(WHAT YOU HAVE TO DO): Each line below is to be copied out exactly, and none may be omitted.

Element data from apps and pages:
★ ★ ★ ★ ★

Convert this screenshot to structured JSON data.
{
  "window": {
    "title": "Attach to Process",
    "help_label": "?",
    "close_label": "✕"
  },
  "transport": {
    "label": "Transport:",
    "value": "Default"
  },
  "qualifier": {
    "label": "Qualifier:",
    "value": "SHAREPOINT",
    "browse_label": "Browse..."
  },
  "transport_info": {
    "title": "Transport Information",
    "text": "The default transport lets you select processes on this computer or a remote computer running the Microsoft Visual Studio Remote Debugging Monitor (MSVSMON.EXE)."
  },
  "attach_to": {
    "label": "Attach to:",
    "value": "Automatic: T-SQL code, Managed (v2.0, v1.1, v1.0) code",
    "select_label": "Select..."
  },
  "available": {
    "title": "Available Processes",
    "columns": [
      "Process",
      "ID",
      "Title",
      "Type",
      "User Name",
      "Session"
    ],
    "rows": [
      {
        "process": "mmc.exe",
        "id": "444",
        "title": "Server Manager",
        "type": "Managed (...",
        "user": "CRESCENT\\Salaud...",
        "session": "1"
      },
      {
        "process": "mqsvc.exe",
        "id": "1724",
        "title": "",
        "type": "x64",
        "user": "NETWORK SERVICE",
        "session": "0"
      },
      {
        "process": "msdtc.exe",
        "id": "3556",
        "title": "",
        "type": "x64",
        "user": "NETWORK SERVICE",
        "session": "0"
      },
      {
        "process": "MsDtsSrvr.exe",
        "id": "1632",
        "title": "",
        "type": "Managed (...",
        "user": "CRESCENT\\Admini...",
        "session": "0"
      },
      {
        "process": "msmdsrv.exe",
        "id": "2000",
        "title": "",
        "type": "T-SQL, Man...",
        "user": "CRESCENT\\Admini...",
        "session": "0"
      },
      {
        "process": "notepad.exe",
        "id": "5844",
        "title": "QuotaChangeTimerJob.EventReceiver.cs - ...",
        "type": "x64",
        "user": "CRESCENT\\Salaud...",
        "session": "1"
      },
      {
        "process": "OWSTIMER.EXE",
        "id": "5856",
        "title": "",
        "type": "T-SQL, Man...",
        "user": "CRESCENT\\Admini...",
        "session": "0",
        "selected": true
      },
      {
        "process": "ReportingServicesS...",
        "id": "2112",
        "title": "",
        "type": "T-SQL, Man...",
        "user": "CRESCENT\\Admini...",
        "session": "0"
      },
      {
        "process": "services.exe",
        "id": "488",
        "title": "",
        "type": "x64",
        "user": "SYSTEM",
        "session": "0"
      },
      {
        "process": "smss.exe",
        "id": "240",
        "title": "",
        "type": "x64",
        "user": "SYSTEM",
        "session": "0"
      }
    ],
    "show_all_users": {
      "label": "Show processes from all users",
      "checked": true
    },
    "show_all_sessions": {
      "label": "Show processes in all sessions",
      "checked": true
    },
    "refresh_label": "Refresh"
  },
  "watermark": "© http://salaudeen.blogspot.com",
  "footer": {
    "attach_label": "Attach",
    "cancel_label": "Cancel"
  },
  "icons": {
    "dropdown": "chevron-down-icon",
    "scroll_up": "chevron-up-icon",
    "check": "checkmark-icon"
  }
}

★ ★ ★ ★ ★

(RESPONSE TO THIS TASK):
Convert this screenshot to structured JSON data.
{
  "window": {
    "title": "Attach to Process",
    "help_label": "?",
    "close_label": "✕"
  },
  "transport": {
    "label": "Transport:",
    "value": "Default"
  },
  "qualifier": {
    "label": "Qualifier:",
    "value": "SHAREPOINT",
    "browse_label": "Browse..."
  },
  "transport_info": {
    "title": "Transport Information",
    "text": "The default transport lets you select processes on this computer or a remote computer running the Microsoft Visual Studio Remote Debugging Monitor (MSVSMON.EXE)."
  },
  "attach_to": {
    "label": "Attach to:",
    "value": "Automatic: T-SQL code, Managed (v2.0, v1.1, v1.0) code",
    "select_label": "Select..."
  },
  "available": {
    "title": "Available Processes",
    "columns": [
      "Process",
      "ID",
      "Title",
      "Type",
      "User Name",
      "Session"
    ],
    "rows": [
      {
        "process": "mmc.exe",
        "id": "444",
        "title": "Server Manager",
        "type": "Managed (...",
        "user": "CRESCENT\\Salaud...",
        "session": "1"
      },
      {
        "process": "mqsvc.exe",
        "id": "1724",
        "title": "",
        "type": "x64",
        "user": "NETWORK SERVICE",
        "session": "0"
      },
      {
        "process": "msdtc.exe",
        "id": "3556",
        "title": "",
        "type": "x64",
        "user": "NETWORK SERVICE",
        "session": "0"
      },
      {
        "process": "MsDtsSrvr.exe",
        "id": "1632",
        "title": "",
        "type": "Managed (...",
        "user": "CRESCENT\\Admini...",
        "session": "0"
      },
      {
        "process": "msmdsrv.exe",
        "id": "2000",
        "title": "",
        "type": "T-SQL, Man...",
        "user": "CRESCENT\\Admini...",
        "session": "0"
      },
      {
        "process": "notepad.exe",
        "id": "5844",
        "title": "QuotaChangeTimerJob.EventReceiver.cs - ...",
        "type": "x64",
        "user": "CRESCENT\\Salaud...",
        "session": "1"
      },
      {
        "process": "OWSTIMER.EXE",
        "id": "5856",
        "title": "",
        "type": "T-SQL, Man...",
        "user": "CRESCENT\\Admini...",
        "session": "0",
        "selected": true
      },
      {
        "process": "ReportingServicesS...",
        "id": "2112",
        "title": "",
        "type": "T-SQL, Man...",
        "user": "CRESCENT\\Admini...",
        "session": "0"
      },
      {
        "process": "services.exe",
        "id": "488",
        "title": "",
        "type": "x64",
        "user": "SYSTEM",
        "session": "0"
      },
      {
        "process": "smss.exe",
        "id": "240",
        "title": "",
        "type": "x64",
        "user": "SYSTEM",
        "session": "0"
      }
    ],
    "show_all_users": {
      "label": "Show processes from all users",
      "checked": true
    },
    "show_all_sessions": {
      "label": "Show processes in all sessions",
      "checked": true
    },
    "refresh_label": "Refresh"
  },
  "watermark": "© http://salaudeen.blogspot.com",
  "footer": {
    "attach_label": "Attach",
    "cancel_label": "Cancel"
  },
  "icons": {
    "dropdown": "chevron-down-icon",
    "scroll_up": "chevron-up-icon",
    "check": "checkmark-icon"
  }
}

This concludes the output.